> **Dataset content**:

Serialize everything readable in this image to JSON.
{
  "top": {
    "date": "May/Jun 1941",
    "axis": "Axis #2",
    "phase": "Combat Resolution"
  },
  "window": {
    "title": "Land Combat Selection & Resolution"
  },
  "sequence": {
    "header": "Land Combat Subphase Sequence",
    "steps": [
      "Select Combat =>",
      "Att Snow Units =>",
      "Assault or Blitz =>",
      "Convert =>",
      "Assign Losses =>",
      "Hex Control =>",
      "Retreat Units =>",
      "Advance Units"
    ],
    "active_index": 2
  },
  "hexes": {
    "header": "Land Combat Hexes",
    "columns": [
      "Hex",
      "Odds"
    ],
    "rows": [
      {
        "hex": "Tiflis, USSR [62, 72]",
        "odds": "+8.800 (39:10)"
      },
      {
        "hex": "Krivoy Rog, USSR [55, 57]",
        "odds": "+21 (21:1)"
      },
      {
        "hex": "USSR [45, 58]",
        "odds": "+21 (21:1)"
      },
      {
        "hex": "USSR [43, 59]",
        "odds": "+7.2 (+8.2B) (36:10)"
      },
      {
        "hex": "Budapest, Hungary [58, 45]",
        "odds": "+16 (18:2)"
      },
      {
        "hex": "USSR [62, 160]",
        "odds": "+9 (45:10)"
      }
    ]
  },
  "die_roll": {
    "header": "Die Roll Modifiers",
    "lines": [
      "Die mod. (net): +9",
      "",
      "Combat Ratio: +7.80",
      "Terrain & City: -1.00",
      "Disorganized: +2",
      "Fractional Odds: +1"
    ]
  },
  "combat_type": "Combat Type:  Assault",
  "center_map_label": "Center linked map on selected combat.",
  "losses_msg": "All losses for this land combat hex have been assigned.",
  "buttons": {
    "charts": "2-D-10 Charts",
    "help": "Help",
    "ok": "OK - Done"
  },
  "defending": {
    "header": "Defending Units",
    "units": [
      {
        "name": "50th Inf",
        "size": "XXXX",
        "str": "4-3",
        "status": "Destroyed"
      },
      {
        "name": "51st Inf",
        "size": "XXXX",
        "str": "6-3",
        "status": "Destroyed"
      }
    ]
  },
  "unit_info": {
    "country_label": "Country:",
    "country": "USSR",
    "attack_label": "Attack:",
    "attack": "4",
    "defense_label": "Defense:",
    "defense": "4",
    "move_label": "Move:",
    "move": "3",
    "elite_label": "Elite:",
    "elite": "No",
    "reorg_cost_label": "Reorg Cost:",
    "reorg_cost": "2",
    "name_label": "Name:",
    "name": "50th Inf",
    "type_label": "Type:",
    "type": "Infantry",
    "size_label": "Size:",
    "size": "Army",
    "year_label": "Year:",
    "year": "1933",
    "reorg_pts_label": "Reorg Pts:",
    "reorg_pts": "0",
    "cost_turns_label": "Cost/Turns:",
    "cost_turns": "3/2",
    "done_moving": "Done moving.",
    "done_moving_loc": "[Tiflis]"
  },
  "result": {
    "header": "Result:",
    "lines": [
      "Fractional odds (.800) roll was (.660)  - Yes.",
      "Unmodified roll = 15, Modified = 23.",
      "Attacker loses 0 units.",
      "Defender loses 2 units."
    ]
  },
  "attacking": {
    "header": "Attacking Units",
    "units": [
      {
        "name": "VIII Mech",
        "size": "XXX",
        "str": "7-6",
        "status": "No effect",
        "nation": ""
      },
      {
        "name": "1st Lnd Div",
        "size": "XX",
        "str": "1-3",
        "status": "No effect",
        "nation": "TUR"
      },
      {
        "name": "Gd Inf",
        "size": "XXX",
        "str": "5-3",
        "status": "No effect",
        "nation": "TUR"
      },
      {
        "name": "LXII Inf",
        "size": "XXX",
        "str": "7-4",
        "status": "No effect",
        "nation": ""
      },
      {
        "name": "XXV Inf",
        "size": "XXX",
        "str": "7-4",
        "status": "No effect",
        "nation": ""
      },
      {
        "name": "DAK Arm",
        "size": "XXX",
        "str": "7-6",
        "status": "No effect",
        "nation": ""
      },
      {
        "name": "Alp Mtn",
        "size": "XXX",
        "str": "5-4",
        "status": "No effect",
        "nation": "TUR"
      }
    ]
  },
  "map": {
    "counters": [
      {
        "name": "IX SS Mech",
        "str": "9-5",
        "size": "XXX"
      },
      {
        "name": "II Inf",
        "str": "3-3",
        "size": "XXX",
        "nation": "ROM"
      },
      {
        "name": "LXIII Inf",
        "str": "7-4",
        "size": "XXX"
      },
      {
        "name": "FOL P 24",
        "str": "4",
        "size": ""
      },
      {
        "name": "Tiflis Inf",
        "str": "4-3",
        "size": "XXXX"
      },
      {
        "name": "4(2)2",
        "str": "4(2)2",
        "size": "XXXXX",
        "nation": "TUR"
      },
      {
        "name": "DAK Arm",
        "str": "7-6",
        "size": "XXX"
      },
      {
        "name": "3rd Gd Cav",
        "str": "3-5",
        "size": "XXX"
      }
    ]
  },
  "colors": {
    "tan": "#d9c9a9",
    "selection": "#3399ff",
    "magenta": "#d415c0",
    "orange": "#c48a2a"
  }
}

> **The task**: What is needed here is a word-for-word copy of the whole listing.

> **Solution to this problem**:
Serialize everything readable in this image to JSON.
{
  "top": {
    "date": "May/Jun 1941",
    "axis": "Axis #2",
    "phase": "Combat Resolution"
  },
  "window": {
    "title": "Land Combat Selection & Resolution"
  },
  "sequence": {
    "header": "Land Combat Subphase Sequence",
    "steps": [
      "Select Combat =>",
      "Att Snow Units =>",
      "Assault or Blitz =>",
      "Convert =>",
      "Assign Losses =>",
      "Hex Control =>",
      "Retreat Units =>",
      "Advance Units"
    ],
    "active_index": 2
  },
  "hexes": {
    "header": "Land Combat Hexes",
    "columns": [
      "Hex",
      "Odds"
    ],
    "rows": [
      {
        "hex": "Tiflis, USSR [62, 72]",
        "odds": "+8.800 (39:10)"
      },
      {
        "hex": "Krivoy Rog, USSR [55, 57]",
        "odds": "+21 (21:1)"
      },
      {
        "hex": "USSR [45, 58]",
        "odds": "+21 (21:1)"
      },
      {
        "hex": "USSR [43, 59]",
        "odds": "+7.2 (+8.2B) (36:10)"
      },
      {
        "hex": "Budapest, Hungary [58, 45]",
        "odds": "+16 (18:2)"
      },
      {
        "hex": "USSR [62, 160]",
        "odds": "+9 (45:10)"
      }
    ]
  },
  "die_roll": {
    "header": "Die Roll Modifiers",
    "lines": [
      "Die mod. (net): +9",
      "",
      "Combat Ratio: +7.80",
      "Terrain & City: -1.00",
      "Disorganized: +2",
      "Fractional Odds: +1"
    ]
  },
  "combat_type": "Combat Type:  Assault",
  "center_map_label": "Center linked map on selected combat.",
  "losses_msg": "All losses for this land combat hex have been assigned.",
  "buttons": {
    "charts": "2-D-10 Charts",
    "help": "Help",
    "ok": "OK - Done"
  },
  "defending": {
    "header": "Defending Units",
    "units": [
      {
        "name": "50th Inf",
        "size": "XXXX",
        "str": "4-3",
        "status": "Destroyed"
      },
      {
        "name": "51st Inf",
        "size": "XXXX",
        "str": "6-3",
        "status": "Destroyed"
      }
    ]
  },
  "unit_info": {
    "country_label": "Country:",
    "country": "USSR",
    "attack_label": "Attack:",
    "attack": "4",
    "defense_label": "Defense:",
    "defense": "4",
    "move_label": "Move:",
    "move": "3",
    "elite_label": "Elite:",
    "elite": "No",
    "reorg_cost_label": "Reorg Cost:",
    "reorg_cost": "2",
    "name_label": "Name:",
    "name": "50th Inf",
    "type_label": "Type:",
    "type": "Infantry",
    "size_label": "Size:",
    "size": "Army",
    "year_label": "Year:",
    "year": "1933",
    "reorg_pts_label": "Reorg Pts:",
    "reorg_pts": "0",
    "cost_turns_label": "Cost/Turns:",
    "cost_turns": "3/2",
    "done_moving": "Done moving.",
    "done_moving_loc": "[Tiflis]"
  },
  "result": {
    "header": "Result:",
    "lines": [
      "Fractional odds (.800) roll was (.660)  - Yes.",
      "Unmodified roll = 15, Modified = 23.",
      "Attacker loses 0 units.",
      "Defender loses 2 units."
    ]
  },
  "attacking": {
    "header": "Attacking Units",
    "units": [
      {
        "name": "VIII Mech",
        "size": "XXX",
        "str": "7-6",
        "status": "No effect",
        "nation": ""
      },
      {
        "name": "1st Lnd Div",
        "size": "XX",
        "str": "1-3",
        "status": "No effect",
        "nation": "TUR"
      },
      {
        "name": "Gd Inf",
        "size": "XXX",
        "str": "5-3",
        "status": "No effect",
        "nation": "TUR"
      },
      {
        "name": "LXII Inf",
        "size": "XXX",
        "str": "7-4",
        "status": "No effect",
        "nation": ""
      },
      {
        "name": "XXV Inf",
        "size": "XXX",
        "str": "7-4",
        "status": "No effect",
        "nation": ""
      },
      {
        "name": "DAK Arm",
        "size": "XXX",
        "str": "7-6",
        "status": "No effect",
        "nation": ""
      },
      {
        "name": "Alp Mtn",
        "size": "XXX",
        "str": "5-4",
        "status": "No effect",
        "nation": "TUR"
      }
    ]
  },
  "map": {
    "counters": [
      {
        "name": "IX SS Mech",
        "str": "9-5",
        "size": "XXX"
      },
      {
        "name": "II Inf",
        "str": "3-3",
        "size": "XXX",
        "nation": "ROM"
      },
      {
        "name": "LXIII Inf",
        "str": "7-4",
        "size": "XXX"
      },
      {
        "name": "FOL P 24",
        "str": "4",
        "size": ""
      },
      {
        "name": "Tiflis Inf",
        "str": "4-3",
        "size": "XXXX"
      },
      {
        "name": "4(2)2",
        "str": "4(2)2",
        "size": "XXXXX",
        "nation": "TUR"
      },
      {
        "name": "DAK Arm",
        "str": "7-6",
        "size": "XXX"
      },
      {
        "name": "3rd Gd Cav",
        "str": "3-5",
        "size": "XXX"
      }
    ]
  },
  "colors": {
    "tan": "#d9c9a9",
    "selection": "#3399ff",
    "magenta": "#d415c0",
    "orange": "#c48a2a"
  }
}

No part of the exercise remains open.